Wake Forest University has named its two newest Presidential Chairs: Alan Palmiter as the William T. Wilson, III, Presidential Chair for Business Law and Koleman Strumpf as the Burchfield Presidential Chair of Political Economy.
Palmiter has an international reputation as a teacher and scholar in business law, including corporate law, securities regulation, mergers and acquisitions, sustainable corporations, energy law and legal valuation. Since joining the School of Law faculty in 1986, he has held dozens of leadership roles on campus, such as Associate Dean of Graduate Programs, Howard L. Oleck Professor of Business Law; Center for Energy, Environment and Sustainability (CEES) advisory board member; and Wake Forest Law Review faculty advisor. Frequently cited in national media, Palmiter recently has been in the midst of the scholarly debate of the corporation from private entity to government substitute, with a current focus on the moral obligations of the shift in roles.
“How delighted we all are to recognize Alan’s singular contributions as participant in the debates on business and society, as devoted community, university and law school servant, and as teacher par excellence,” said Dean of Law Suzanne Reynolds.
Strumpf joined the Department of Economics earlier this month, having come to Wake Forest most recently from the University of Kansas School of Business.
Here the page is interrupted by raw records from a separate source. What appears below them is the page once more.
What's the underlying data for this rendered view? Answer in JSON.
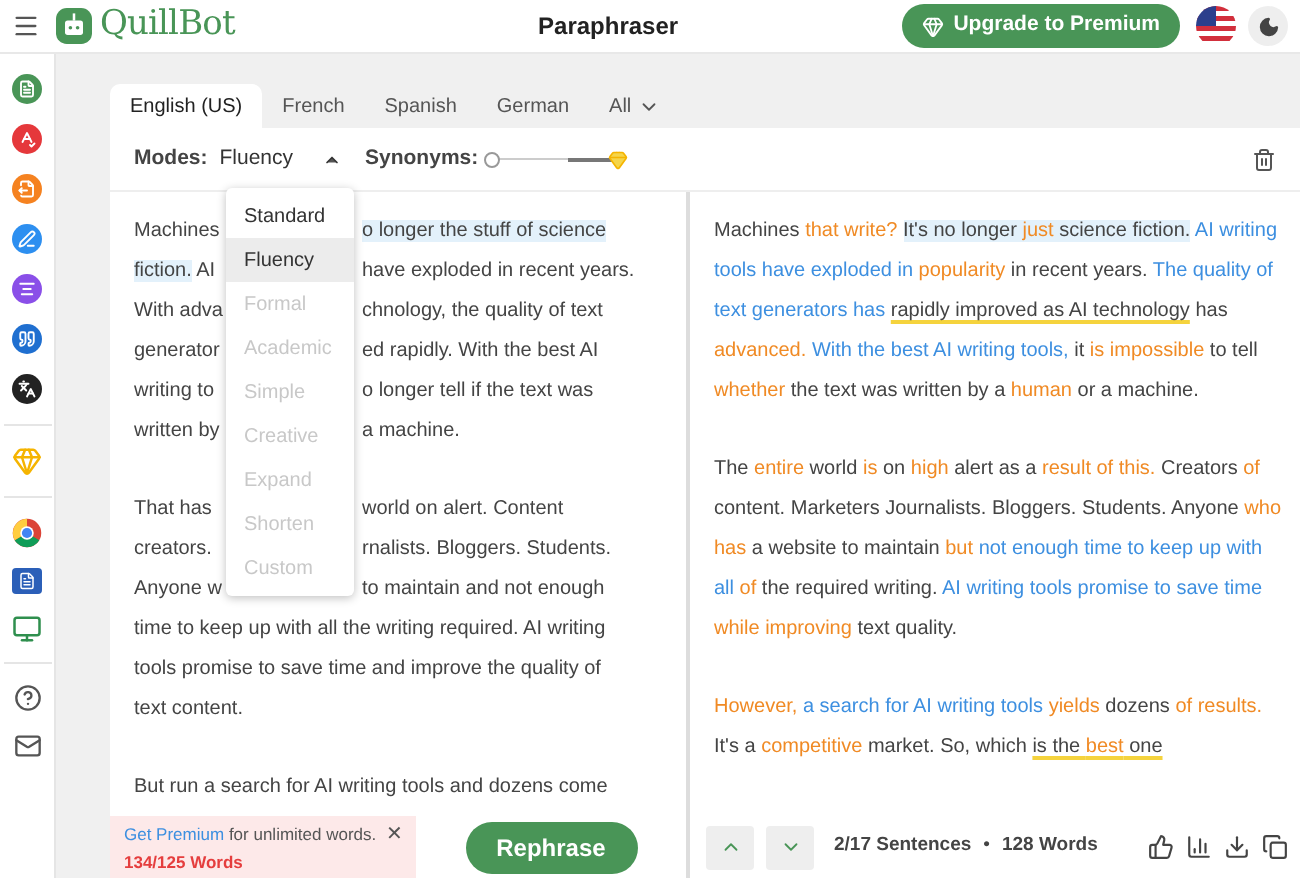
{
  "header": {
    "brand": "QuillBot",
    "title": "Paraphraser",
    "upgrade_button": "Upgrade to Premium"
  },
  "tabs": [
    {
      "label": "English (US)",
      "selected": true
    },
    {
      "label": "French",
      "selected": false
    },
    {
      "label": "Spanish",
      "selected": false
    },
    {
      "label": "German",
      "selected": false
    },
    {
      "label": "All",
      "selected": false
    }
  ],
  "toolbar": {
    "modes_label": "Modes:",
    "mode": "Fluency",
    "mode_expanded": true,
    "synonyms_label": "Synonyms:",
    "synonyms": {
      "level": 0
    }
  },
  "mode_options": [
    {
      "label": "Standard",
      "selected": false,
      "disabled": false
    },
    {
      "label": "Fluency",
      "selected": true,
      "disabled": false
    },
    {
      "label": "Formal",
      "selected": false,
      "disabled": true
    },
    {
      "label": "Academic",
      "selected": false,
      "disabled": true
    },
    {
      "label": "Simple",
      "selected": false,
      "disabled": true
    },
    {
      "label": "Creative",
      "selected": false,
      "disabled": true
    },
    {
      "label": "Expand",
      "selected": false,
      "disabled": true
    },
    {
      "label": "Shorten",
      "selected": false,
      "disabled": true
    },
    {
      "label": "Custom",
      "selected": false,
      "disabled": true
    }
  ],
  "input_paragraphs": [
    [
      {
        "left": [
          {
            "text": "Machines",
            "highlighted": false
          }
        ],
        "right": [
          {
            "text": "o longer the stuff of science",
            "highlighted": true
          }
        ]
      },
      {
        "left": [
          {
            "text": "fiction.",
            "highlighted": true
          },
          {
            "text": " AI",
            "highlighted": false
          }
        ],
        "right": [
          {
            "text": "have exploded in recent years.",
            "highlighted": false
          }
        ]
      },
      {
        "left": [
          {
            "text": "With adva",
            "highlighted": false
          }
        ],
        "right": [
          {
            "text": "chnology, the quality of text",
            "highlighted": false
          }
        ]
      },
      {
        "left": [
          {
            "text": "generator",
            "highlighted": false
          }
        ],
        "right": [
          {
            "text": "ed rapidly. With the best AI",
            "highlighted": false
          }
        ]
      },
      {
        "left": [
          {
            "text": "writing to",
            "highlighted": false
          }
        ],
        "right": [
          {
            "text": "o longer tell if the text was",
            "highlighted": false
          }
        ]
      },
      {
        "left": [
          {
            "text": "written by",
            "highlighted": false
          }
        ],
        "right": [
          {
            "text": "a machine.",
            "highlighted": false
          }
        ]
      }
    ],
    [
      {
        "left": [
          {
            "text": "That has",
            "highlighted": false
          }
        ],
        "right": [
          {
            "text": "world on alert. Content",
            "highlighted": false
          }
        ]
      },
      {
        "left": [
          {
            "text": "creators.",
            "highlighted": false
          }
        ],
        "right": [
          {
            "text": "rnalists. Bloggers. Students.",
            "highlighted": false
          }
        ]
      },
      {
        "left": [
          {
            "text": "Anyone w",
            "highlighted": false
          }
        ],
        "right": [
          {
            "text": "to maintain and not enough",
            "highlighted": false
          }
        ]
      },
      {
        "left": [
          {
            "text": "time to keep up with all the writing required. AI writing",
            "highlighted": false
          }
        ]
      },
      {
        "left": [
          {
            "text": "tools promise to save time and improve the quality of",
            "highlighted": false
          }
        ]
      },
      {
        "left": [
          {
            "text": "text content.",
            "highlighted": false
          }
        ]
      }
    ],
    [
      {
        "left": [
          {
            "text": "But run a search for AI writing tools and dozens come",
            "highlighted": false
          }
        ]
      }
    ]
  ],
  "output_paragraphs": [
    [
      {
        "text": "Machines ",
        "kind": "plain"
      },
      {
        "text": "that write? ",
        "kind": "changed"
      },
      {
        "text": "It's no longer ",
        "kind": "plain",
        "highlighted": true
      },
      {
        "text": "just",
        "kind": "changed",
        "highlighted": true
      },
      {
        "text": " science fiction.",
        "kind": "plain",
        "highlighted": true
      },
      {
        "text": " AI writing tools have exploded in ",
        "kind": "structure"
      },
      {
        "text": "popularity",
        "kind": "changed"
      },
      {
        "text": " in recent years. ",
        "kind": "plain"
      },
      {
        "text": "The quality of text generators has ",
        "kind": "structure"
      },
      {
        "text": "rapidly improved as AI technology",
        "kind": "plain",
        "underlined": true
      },
      {
        "text": " has ",
        "kind": "plain"
      },
      {
        "text": "advanced. ",
        "kind": "changed"
      },
      {
        "text": "With the best AI writing tools,",
        "kind": "structure"
      },
      {
        "text": " it ",
        "kind": "plain"
      },
      {
        "text": "is impossible",
        "kind": "changed"
      },
      {
        "text": " to tell ",
        "kind": "plain"
      },
      {
        "text": "whether",
        "kind": "changed"
      },
      {
        "text": " the text was written by a ",
        "kind": "plain"
      },
      {
        "text": "human",
        "kind": "changed"
      },
      {
        "text": " or a machine.",
        "kind": "plain"
      }
    ],
    [
      {
        "text": "The ",
        "kind": "plain"
      },
      {
        "text": "entire",
        "kind": "changed"
      },
      {
        "text": " world ",
        "kind": "plain"
      },
      {
        "text": "is",
        "kind": "changed"
      },
      {
        "text": " on ",
        "kind": "plain"
      },
      {
        "text": "high",
        "kind": "changed"
      },
      {
        "text": " alert as a ",
        "kind": "plain"
      },
      {
        "text": "result of this.",
        "kind": "changed"
      },
      {
        "text": " Creators ",
        "kind": "plain"
      },
      {
        "text": "of",
        "kind": "changed"
      },
      {
        "text": " content. Marketers Journalists. Bloggers. Students. Anyone ",
        "kind": "plain"
      },
      {
        "text": "who has",
        "kind": "changed"
      },
      {
        "text": " a website to maintain ",
        "kind": "plain"
      },
      {
        "text": "but ",
        "kind": "changed"
      },
      {
        "text": "not enough time to keep up with all ",
        "kind": "structure"
      },
      {
        "text": "of",
        "kind": "changed"
      },
      {
        "text": " the required writing. ",
        "kind": "plain"
      },
      {
        "text": "AI writing tools promise to save time ",
        "kind": "structure"
      },
      {
        "text": "while improving",
        "kind": "changed"
      },
      {
        "text": " text quality.",
        "kind": "plain"
      }
    ],
    [
      {
        "text": "However, ",
        "kind": "changed"
      },
      {
        "text": "a search for AI writing tools ",
        "kind": "structure"
      },
      {
        "text": "yields",
        "kind": "changed"
      },
      {
        "text": " dozens ",
        "kind": "plain"
      },
      {
        "text": "of results.",
        "kind": "changed"
      },
      {
        "text": " It's a ",
        "kind": "plain"
      },
      {
        "text": "competitive",
        "kind": "changed"
      },
      {
        "text": " market. So, which ",
        "kind": "plain"
      },
      {
        "text": "is the ",
        "kind": "plain",
        "underlined": true
      },
      {
        "text": "best",
        "kind": "changed",
        "underlined": true
      },
      {
        "text": " one",
        "kind": "plain",
        "underlined": true
      }
    ]
  ],
  "input_footer": {
    "link": "Get Premium",
    "message": " for unlimited words.",
    "close": "✕",
    "word_count": "134/125 Words",
    "button": "Rephrase"
  },
  "output_footer": {
    "sentences": "2/17 Sentences",
    "separator": "•",
    "words": "128 Words"
  }
}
Strumpf’s most recent work focuses on file sharing (the economic impact on the entertainment industries), prediction markets (election futures, corporate applications), and industrial organization (formal evidence of first degree price discrimination in the real world). His research has received extensive media coverage in major news outlets such as CNN, Wall Street Journal, New York Times, Financial Times and The Atlantic.
“I am pleased to welcome Koleman to Wake Forest because he embodies the teacher-scholar ideal we value so much. His outstanding scholarship in applied microeconomics is a terrific complement to the excellent body of work already underway in our Department of Economics,” said Dean of the College Michele Gillespie.
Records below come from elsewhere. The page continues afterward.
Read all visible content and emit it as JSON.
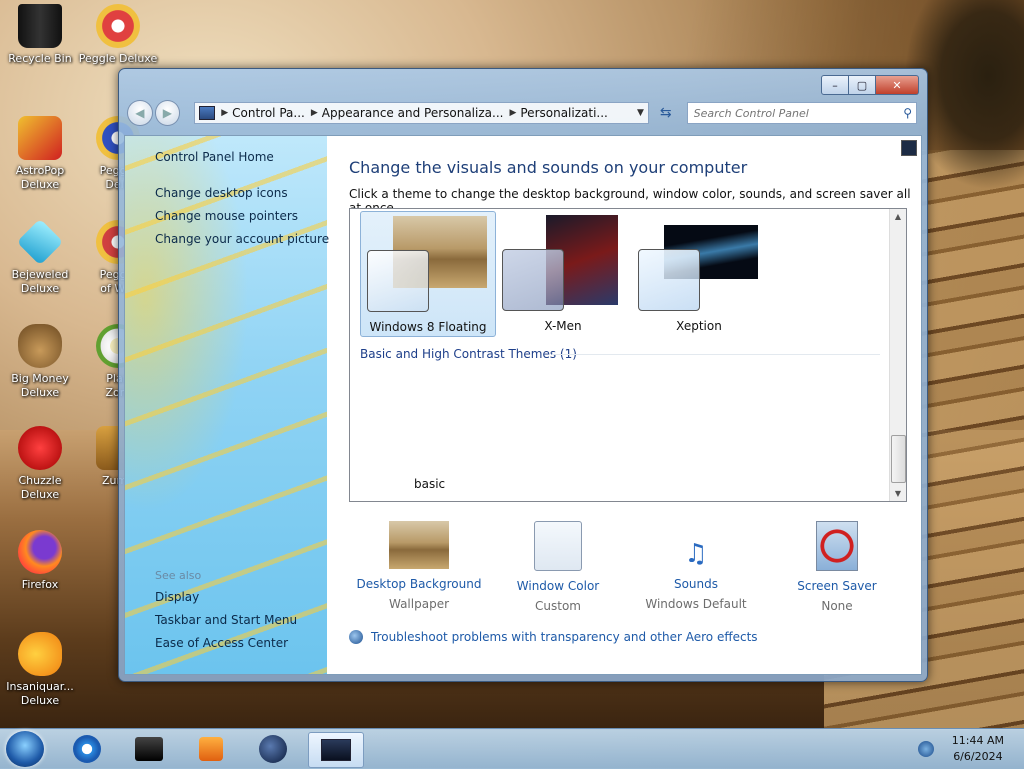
{
  "desktop": {
    "icons": [
      {
        "label1": "Recycle Bin",
        "label2": ""
      },
      {
        "label1": "Peggle Deluxe",
        "label2": ""
      },
      {
        "label1": "AstroPop",
        "label2": "Deluxe"
      },
      {
        "label1": "Peggle",
        "label2": "Delu"
      },
      {
        "label1": "Bejeweled",
        "label2": "Deluxe"
      },
      {
        "label1": "Peggle",
        "label2": "of War"
      },
      {
        "label1": "Big Money",
        "label2": "Deluxe"
      },
      {
        "label1": "Plan",
        "label2": "Zom"
      },
      {
        "label1": "Chuzzle",
        "label2": "Deluxe"
      },
      {
        "label1": "Zuma",
        "label2": ""
      },
      {
        "label1": "Firefox",
        "label2": ""
      },
      {
        "label1": "Insaniquar...",
        "label2": "Deluxe"
      }
    ]
  },
  "window": {
    "caption_buttons": {
      "minimize": "–",
      "maximize": "▢",
      "close": "✕"
    },
    "breadcrumbs": [
      "Control Pa...",
      "Appearance and Personaliza...",
      "Personalizati..."
    ],
    "search_placeholder": "Search Control Panel",
    "sidebar": {
      "home": "Control Panel Home",
      "links": [
        "Change desktop icons",
        "Change mouse pointers",
        "Change your account picture"
      ],
      "see_also_header": "See also",
      "see_also": [
        "Display",
        "Taskbar and Start Menu",
        "Ease of Access Center"
      ]
    },
    "main": {
      "title": "Change the visuals and sounds on your computer",
      "subtitle": "Click a theme to change the desktop background, window color, sounds, and screen saver all at once.",
      "themes": [
        {
          "name": "Windows 8 Floating",
          "selected": true
        },
        {
          "name": "X-Men",
          "selected": false
        },
        {
          "name": "Xeption",
          "selected": false
        }
      ],
      "group_header": "Basic and High Contrast Themes (1)",
      "basic_theme": "basic",
      "settings": [
        {
          "link": "Desktop Background",
          "value": "Wallpaper"
        },
        {
          "link": "Window Color",
          "value": "Custom"
        },
        {
          "link": "Sounds",
          "value": "Windows Default"
        },
        {
          "link": "Screen Saver",
          "value": "None"
        }
      ],
      "troubleshoot": "Troubleshoot problems with transparency and other Aero effects"
    }
  },
  "taskbar": {
    "time": "11:44 AM",
    "date": "6/6/2024"
  },
  "colors": {
    "accent_link": "#1e5aa8",
    "title_blue": "#1e3f78"
  }
}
So far, the Wake Will Lead campaign has raised more than $70 million to recruit and retain best-in-class faculty, including the creation of 10 Presidential chairs for faculty who are exceptional researchers in their field as well as dedicated teachers.
Palmiter and Strumpf’s respective appointments to the Wilson and Burchfield Presidential Chairs mean six of the 10 have been named, including:
- The Rubin Presidential Chair of Jewish History – established by Mike (MALS ’13) and Debbie (MAEd ’83, MALS ’05) Rubin of Winston-Salem. Debbie, a University Trustee, has worked as a counselor in the University Counseling Center for several years; held by Professor Barry Trachtenberg, Department of History.
- The Andrew Sabin Family Foundation Presidential Chair in Conservation Biology – established through the family foundation of Wake Forest parent Andrew Sabin (P ‘17) to support environmental programs around the world; held by Professor Miles Silman, Department of Biology.
- The Thomas W. Smith Foundation Presidential Chair in Business Ethics – supports a faculty member committed to the exploration of the relationship between business, government and society; held by Jim Otteson, Department of Economics.
- The Inmar Presidential Chair of Analytics at the School of Business – established by the Winston-Salem-based company that is known for operating intelligent commerce networks; held by Jeffrey Camm, School of Business.
Categories: University Announcement
The Centro de Innovación Científica Amazónico (CINCIA) has been established through Wake Forest’s Center for Energy, Environment, and Sustainability (CEES).
Wake Forest has received nearly $10 million in support to establish CINCIA – the largest grant received by the University. The new research center aims to develop transformative solutions to promote sustainable use of tropical landscapes, combat environmental destruction and improve human health in the Amazonian province of Madre de Dios (MDD) in Peru.
CINCIA will be led by the efforts of Wake Forest conservation biologist and CEES director Miles Silman, who will serve as the associate director for science; longtime colleague and a leading expert on mercury in the Amazon Luis Fernandez, who will serve as executive director; and Michelle Klosterman, director of academic development and assessment in the Office of Global Affairs at Wake Forest who will serve as associate director for outreach and communication.
The center will serve as an international hub for Peruvian and foreign scientists and affiliates to collaborate on critical priorities in Madre de Dios – restoration and reforestation, the reduction of human health threats from environmental mercury, detection of deforestation threats, and sustainability.
“The research center is about making sure that the local people and institutions in one of earth’s last best places have the scientific, technical and entrepreneurial capacity to make sustainable decisions on issues from development to public health to governance,” said Silman, who has conducted research in the region for more than 20 years, focusing on understanding biodiversity and the response of forest ecosystems to climate and land use changes over time.
“For me, personally, I feel like we’ve been given a great opportunity and we have a chance to bring our expertise to bear, to help a country-sized region of the Amazon develop sustainably,” said Silman. “Wake Forest houses a lot of expertise that is working to make the world a better place. If ever there was a project we’ve been involved with that embodies the University’s guiding principle of Pro Humanitate, this is it.”
You can read the CINCIA news announcement for more information.
Categories: University Announcement